We must note carefully that the possibility of this mode of interpretation rests on the fundamental property of the gravitational field of giving all bodies the same acceleration, or, what comes to the same thing, on the law of the equality of inertial and gravitational mass. If this natural law did not exist, the man in the accelerated chest would not be able to interpret the behaviour of the bodies around him on the supposition of a gravitational field, and he would not be justified on the grounds of experience in supposing his reference−body to be " at rest."

Suppose that the man in the chest fixes a rope to the inner side of the lid, and that he attaches a body to the free end of the rope. The result of this will be to strech the rope so that it will hang "vertically " downwards. If we ask for an opinion of the cause of tension in the rope, the man in the chest will say: "The suspended body experiences a downward force in the gravitational field, and this is neutralised by the tension of the rope ; what determines the magnitude of the tension of the rope is the gravitational mass of the suspended body." On the other hand, an observer who is poised freely in space will interpret the condition of things thus : " The rope must perforce take part in the accelerated motion of the chest, and it transmits this motion to the body attached to it. The tension of the rope is just large enough to effect the acceleration of the body. That which determines the magnitude of the tension of the rope is the inertial mass of the body." Guided by this example, we see that our extension of the principle of relativity implies the necessity of the law of the equality of inertial and gravitational mass. Thus we have obtained a physical interpretation of this law.
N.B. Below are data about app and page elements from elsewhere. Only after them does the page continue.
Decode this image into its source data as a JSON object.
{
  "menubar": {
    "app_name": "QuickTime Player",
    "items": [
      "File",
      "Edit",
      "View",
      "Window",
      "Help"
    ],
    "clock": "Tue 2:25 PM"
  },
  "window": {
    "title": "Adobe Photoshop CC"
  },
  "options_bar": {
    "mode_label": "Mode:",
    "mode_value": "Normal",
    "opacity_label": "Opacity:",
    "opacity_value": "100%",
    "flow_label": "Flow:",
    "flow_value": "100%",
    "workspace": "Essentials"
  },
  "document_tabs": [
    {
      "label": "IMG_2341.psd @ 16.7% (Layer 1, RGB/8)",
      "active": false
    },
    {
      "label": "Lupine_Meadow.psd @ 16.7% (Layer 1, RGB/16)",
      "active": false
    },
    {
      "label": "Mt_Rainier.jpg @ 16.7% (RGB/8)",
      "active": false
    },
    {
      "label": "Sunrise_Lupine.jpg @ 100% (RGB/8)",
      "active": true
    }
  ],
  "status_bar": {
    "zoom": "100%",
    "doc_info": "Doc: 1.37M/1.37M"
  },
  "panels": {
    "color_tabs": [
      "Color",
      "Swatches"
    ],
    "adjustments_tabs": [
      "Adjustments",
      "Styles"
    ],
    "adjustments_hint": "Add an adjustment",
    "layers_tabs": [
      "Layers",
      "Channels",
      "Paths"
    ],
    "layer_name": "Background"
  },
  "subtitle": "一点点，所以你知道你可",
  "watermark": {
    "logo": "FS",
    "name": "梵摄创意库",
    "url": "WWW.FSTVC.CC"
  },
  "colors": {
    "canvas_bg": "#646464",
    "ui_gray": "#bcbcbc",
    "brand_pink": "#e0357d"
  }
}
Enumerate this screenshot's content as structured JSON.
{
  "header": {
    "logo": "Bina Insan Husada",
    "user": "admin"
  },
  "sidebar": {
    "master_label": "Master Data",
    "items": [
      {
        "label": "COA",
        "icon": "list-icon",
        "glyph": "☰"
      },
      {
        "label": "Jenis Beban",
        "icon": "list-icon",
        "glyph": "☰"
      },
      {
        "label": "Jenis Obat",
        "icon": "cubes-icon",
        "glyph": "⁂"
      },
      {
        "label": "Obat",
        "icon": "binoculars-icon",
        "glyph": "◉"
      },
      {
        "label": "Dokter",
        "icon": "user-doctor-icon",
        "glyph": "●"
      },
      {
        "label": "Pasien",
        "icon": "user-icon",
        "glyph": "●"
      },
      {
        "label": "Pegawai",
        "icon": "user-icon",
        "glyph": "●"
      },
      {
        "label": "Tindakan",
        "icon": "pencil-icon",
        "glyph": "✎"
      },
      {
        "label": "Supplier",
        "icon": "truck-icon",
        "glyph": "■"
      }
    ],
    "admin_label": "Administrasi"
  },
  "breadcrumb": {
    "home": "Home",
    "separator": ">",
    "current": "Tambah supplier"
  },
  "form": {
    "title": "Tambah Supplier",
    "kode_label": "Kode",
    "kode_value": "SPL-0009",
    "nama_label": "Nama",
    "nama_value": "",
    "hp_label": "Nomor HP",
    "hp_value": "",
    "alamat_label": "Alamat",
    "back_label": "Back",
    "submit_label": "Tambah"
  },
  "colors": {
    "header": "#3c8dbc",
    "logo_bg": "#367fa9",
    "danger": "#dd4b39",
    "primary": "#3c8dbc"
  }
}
From our consideration of the accelerated chest we see that a general theory of relativity must yield important results on the laws of gravitation. In point of fact, the systematic pursuit of the general idea of relativity has supplied the laws satisfied by the gravitational field. Before proceeding farther, however, I must warn the reader against a misconception suggested by these considerations. A gravitational field exists for the man in the chest, despite the fact that there was no such field for the co−ordinate system first chosen. Now we might easily suppose that the existence of a gravitational field is always only an apparent one. We might also think that, regardless of the kind of gravitational field which may be present, we could always choose another reference−body such that no gravitational field exists with reference to it. This is by no means true for all gravitational fields, but only for those of quite special form. It is, for instance, impossible to choose a body of reference such that, as judged from it, the gravitational field of the earth (in its entirety) vanishes.

We can now appreciate why that argument is not convincing, which we brought forward against the general principle of relativity at theend of Section 18. It is certainly true that the observer in the railway carriage experiences a jerk forwards as a result of the application of the brake, and that he recognises, in this the non−uniformity of motion (retardation) of the carriage. But he is compelled by nobody to refer this jerk to a " real " acceleration (retardation) of the carriage. He might also interpret his experience thus: " My body of reference (the carriage) remains permanently at rest. With reference to it, however, there exists (during the period of application of the brakes) a gravitational field which is directed forwards and which is variable with respect to time. Under the influence of this field, the embankment together with the earth moves non−uniformly in such a manner that their original velocity in the backwards direction is continuously reduced."